> **What you are asked to do**
Word for word, repeat the records, leaving every picture behind.

> **Data supplied**
• • • • • • •

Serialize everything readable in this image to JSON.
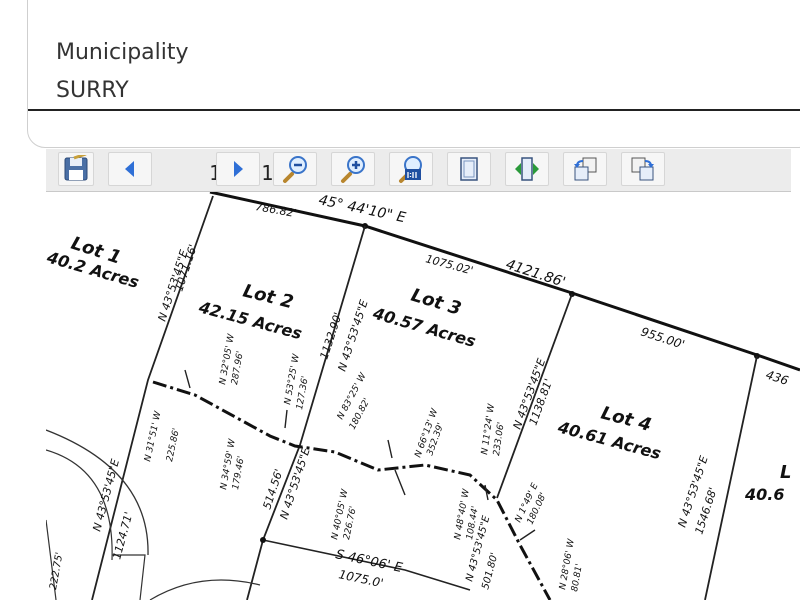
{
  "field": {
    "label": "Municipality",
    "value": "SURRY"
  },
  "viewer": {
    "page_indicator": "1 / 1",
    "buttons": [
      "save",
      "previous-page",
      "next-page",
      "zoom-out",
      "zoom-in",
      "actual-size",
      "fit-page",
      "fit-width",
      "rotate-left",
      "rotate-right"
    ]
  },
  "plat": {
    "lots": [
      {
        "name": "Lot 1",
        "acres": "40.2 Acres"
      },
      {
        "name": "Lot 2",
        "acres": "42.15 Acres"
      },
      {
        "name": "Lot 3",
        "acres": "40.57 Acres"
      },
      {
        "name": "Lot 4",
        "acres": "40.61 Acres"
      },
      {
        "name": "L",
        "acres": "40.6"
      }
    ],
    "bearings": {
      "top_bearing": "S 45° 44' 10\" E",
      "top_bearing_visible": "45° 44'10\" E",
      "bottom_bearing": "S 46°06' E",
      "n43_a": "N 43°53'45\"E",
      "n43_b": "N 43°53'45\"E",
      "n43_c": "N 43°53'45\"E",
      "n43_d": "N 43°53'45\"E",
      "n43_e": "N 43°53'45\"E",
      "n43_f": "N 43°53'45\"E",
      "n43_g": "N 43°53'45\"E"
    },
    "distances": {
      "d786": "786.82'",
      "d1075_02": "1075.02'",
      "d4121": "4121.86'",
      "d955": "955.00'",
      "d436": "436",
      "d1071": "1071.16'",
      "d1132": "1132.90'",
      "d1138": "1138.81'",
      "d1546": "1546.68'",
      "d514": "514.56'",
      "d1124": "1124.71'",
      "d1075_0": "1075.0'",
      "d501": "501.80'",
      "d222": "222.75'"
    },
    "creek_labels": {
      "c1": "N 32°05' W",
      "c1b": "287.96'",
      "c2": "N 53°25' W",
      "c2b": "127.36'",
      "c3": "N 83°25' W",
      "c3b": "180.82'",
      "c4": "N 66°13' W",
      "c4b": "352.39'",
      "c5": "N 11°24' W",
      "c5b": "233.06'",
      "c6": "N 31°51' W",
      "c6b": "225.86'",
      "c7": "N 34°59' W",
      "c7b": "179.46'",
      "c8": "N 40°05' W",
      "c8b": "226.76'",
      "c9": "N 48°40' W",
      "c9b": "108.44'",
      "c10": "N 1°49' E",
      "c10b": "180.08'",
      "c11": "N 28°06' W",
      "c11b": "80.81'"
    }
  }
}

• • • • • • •

> **Exercise result**
Serialize everything readable in this image to JSON.
{
  "field": {
    "label": "Municipality",
    "value": "SURRY"
  },
  "viewer": {
    "page_indicator": "1 / 1",
    "buttons": [
      "save",
      "previous-page",
      "next-page",
      "zoom-out",
      "zoom-in",
      "actual-size",
      "fit-page",
      "fit-width",
      "rotate-left",
      "rotate-right"
    ]
  },
  "plat": {
    "lots": [
      {
        "name": "Lot 1",
        "acres": "40.2 Acres"
      },
      {
        "name": "Lot 2",
        "acres": "42.15 Acres"
      },
      {
        "name": "Lot 3",
        "acres": "40.57 Acres"
      },
      {
        "name": "Lot 4",
        "acres": "40.61 Acres"
      },
      {
        "name": "L",
        "acres": "40.6"
      }
    ],
    "bearings": {
      "top_bearing": "S 45° 44' 10\" E",
      "top_bearing_visible": "45° 44'10\" E",
      "bottom_bearing": "S 46°06' E",
      "n43_a": "N 43°53'45\"E",
      "n43_b": "N 43°53'45\"E",
      "n43_c": "N 43°53'45\"E",
      "n43_d": "N 43°53'45\"E",
      "n43_e": "N 43°53'45\"E",
      "n43_f": "N 43°53'45\"E",
      "n43_g": "N 43°53'45\"E"
    },
    "distances": {
      "d786": "786.82'",
      "d1075_02": "1075.02'",
      "d4121": "4121.86'",
      "d955": "955.00'",
      "d436": "436",
      "d1071": "1071.16'",
      "d1132": "1132.90'",
      "d1138": "1138.81'",
      "d1546": "1546.68'",
      "d514": "514.56'",
      "d1124": "1124.71'",
      "d1075_0": "1075.0'",
      "d501": "501.80'",
      "d222": "222.75'"
    },
    "creek_labels": {
      "c1": "N 32°05' W",
      "c1b": "287.96'",
      "c2": "N 53°25' W",
      "c2b": "127.36'",
      "c3": "N 83°25' W",
      "c3b": "180.82'",
      "c4": "N 66°13' W",
      "c4b": "352.39'",
      "c5": "N 11°24' W",
      "c5b": "233.06'",
      "c6": "N 31°51' W",
      "c6b": "225.86'",
      "c7": "N 34°59' W",
      "c7b": "179.46'",
      "c8": "N 40°05' W",
      "c8b": "226.76'",
      "c9": "N 48°40' W",
      "c9b": "108.44'",
      "c10": "N 1°49' E",
      "c10b": "180.08'",
      "c11": "N 28°06' W",
      "c11b": "80.81'"
    }
  }
}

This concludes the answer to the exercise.